(Dataset excerpts)
......

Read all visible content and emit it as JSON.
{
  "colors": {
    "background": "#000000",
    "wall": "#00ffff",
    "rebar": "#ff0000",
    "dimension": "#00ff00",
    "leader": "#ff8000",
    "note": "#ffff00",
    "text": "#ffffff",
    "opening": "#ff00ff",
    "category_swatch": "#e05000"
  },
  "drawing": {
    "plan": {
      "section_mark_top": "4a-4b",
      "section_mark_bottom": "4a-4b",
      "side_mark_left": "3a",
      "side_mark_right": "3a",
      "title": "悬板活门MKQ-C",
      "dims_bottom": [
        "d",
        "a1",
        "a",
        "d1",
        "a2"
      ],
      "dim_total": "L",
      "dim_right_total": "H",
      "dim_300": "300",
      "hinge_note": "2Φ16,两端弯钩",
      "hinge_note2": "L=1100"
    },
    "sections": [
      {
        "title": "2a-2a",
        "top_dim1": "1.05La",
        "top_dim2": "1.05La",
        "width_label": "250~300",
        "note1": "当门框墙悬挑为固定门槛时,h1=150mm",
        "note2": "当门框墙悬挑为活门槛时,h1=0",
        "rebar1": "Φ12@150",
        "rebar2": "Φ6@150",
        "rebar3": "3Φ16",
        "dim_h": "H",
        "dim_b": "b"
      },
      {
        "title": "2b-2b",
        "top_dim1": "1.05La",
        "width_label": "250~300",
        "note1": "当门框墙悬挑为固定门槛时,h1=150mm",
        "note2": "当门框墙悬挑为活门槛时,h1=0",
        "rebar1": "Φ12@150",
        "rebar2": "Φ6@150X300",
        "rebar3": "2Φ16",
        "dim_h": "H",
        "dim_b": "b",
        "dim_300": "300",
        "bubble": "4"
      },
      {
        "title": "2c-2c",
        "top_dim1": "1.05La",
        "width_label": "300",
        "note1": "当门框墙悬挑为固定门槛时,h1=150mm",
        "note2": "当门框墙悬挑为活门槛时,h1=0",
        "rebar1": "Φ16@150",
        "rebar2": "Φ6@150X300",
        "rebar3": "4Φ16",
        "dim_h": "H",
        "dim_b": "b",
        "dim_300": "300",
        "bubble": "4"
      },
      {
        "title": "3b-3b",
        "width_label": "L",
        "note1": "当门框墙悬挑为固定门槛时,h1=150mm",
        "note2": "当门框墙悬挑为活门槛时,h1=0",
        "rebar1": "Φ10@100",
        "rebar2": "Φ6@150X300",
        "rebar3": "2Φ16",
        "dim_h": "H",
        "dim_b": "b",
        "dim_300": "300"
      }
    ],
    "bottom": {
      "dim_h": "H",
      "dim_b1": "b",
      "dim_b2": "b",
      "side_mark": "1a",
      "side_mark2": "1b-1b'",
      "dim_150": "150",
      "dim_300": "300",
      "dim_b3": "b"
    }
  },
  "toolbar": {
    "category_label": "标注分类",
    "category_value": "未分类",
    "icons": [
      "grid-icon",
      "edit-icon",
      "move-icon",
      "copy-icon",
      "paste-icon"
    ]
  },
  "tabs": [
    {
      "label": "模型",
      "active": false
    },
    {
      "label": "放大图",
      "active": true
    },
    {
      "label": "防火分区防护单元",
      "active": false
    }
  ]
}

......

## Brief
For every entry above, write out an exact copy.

## Exercise answer
Read all visible content and emit it as JSON.
{
  "colors": {
    "background": "#000000",
    "wall": "#00ffff",
    "rebar": "#ff0000",
    "dimension": "#00ff00",
    "leader": "#ff8000",
    "note": "#ffff00",
    "text": "#ffffff",
    "opening": "#ff00ff",
    "category_swatch": "#e05000"
  },
  "drawing": {
    "plan": {
      "section_mark_top": "4a-4b",
      "section_mark_bottom": "4a-4b",
      "side_mark_left": "3a",
      "side_mark_right": "3a",
      "title": "悬板活门MKQ-C",
      "dims_bottom": [
        "d",
        "a1",
        "a",
        "d1",
        "a2"
      ],
      "dim_total": "L",
      "dim_right_total": "H",
      "dim_300": "300",
      "hinge_note": "2Φ16,两端弯钩",
      "hinge_note2": "L=1100"
    },
    "sections": [
      {
        "title": "2a-2a",
        "top_dim1": "1.05La",
        "top_dim2": "1.05La",
        "width_label": "250~300",
        "note1": "当门框墙悬挑为固定门槛时,h1=150mm",
        "note2": "当门框墙悬挑为活门槛时,h1=0",
        "rebar1": "Φ12@150",
        "rebar2": "Φ6@150",
        "rebar3": "3Φ16",
        "dim_h": "H",
        "dim_b": "b"
      },
      {
        "title": "2b-2b",
        "top_dim1": "1.05La",
        "width_label": "250~300",
        "note1": "当门框墙悬挑为固定门槛时,h1=150mm",
        "note2": "当门框墙悬挑为活门槛时,h1=0",
        "rebar1": "Φ12@150",
        "rebar2": "Φ6@150X300",
        "rebar3": "2Φ16",
        "dim_h": "H",
        "dim_b": "b",
        "dim_300": "300",
        "bubble": "4"
      },
      {
        "title": "2c-2c",
        "top_dim1": "1.05La",
        "width_label": "300",
        "note1": "当门框墙悬挑为固定门槛时,h1=150mm",
        "note2": "当门框墙悬挑为活门槛时,h1=0",
        "rebar1": "Φ16@150",
        "rebar2": "Φ6@150X300",
        "rebar3": "4Φ16",
        "dim_h": "H",
        "dim_b": "b",
        "dim_300": "300",
        "bubble": "4"
      },
      {
        "title": "3b-3b",
        "width_label": "L",
        "note1": "当门框墙悬挑为固定门槛时,h1=150mm",
        "note2": "当门框墙悬挑为活门槛时,h1=0",
        "rebar1": "Φ10@100",
        "rebar2": "Φ6@150X300",
        "rebar3": "2Φ16",
        "dim_h": "H",
        "dim_b": "b",
        "dim_300": "300"
      }
    ],
    "bottom": {
      "dim_h": "H",
      "dim_b1": "b",
      "dim_b2": "b",
      "side_mark": "1a",
      "side_mark2": "1b-1b'",
      "dim_150": "150",
      "dim_300": "300",
      "dim_b3": "b"
    }
  },
  "toolbar": {
    "category_label": "标注分类",
    "category_value": "未分类",
    "icons": [
      "grid-icon",
      "edit-icon",
      "move-icon",
      "copy-icon",
      "paste-icon"
    ]
  },
  "tabs": [
    {
      "label": "模型",
      "active": false
    },
    {
      "label": "放大图",
      "active": true
    },
    {
      "label": "防火分区防护单元",
      "active": false
    }
  ]
}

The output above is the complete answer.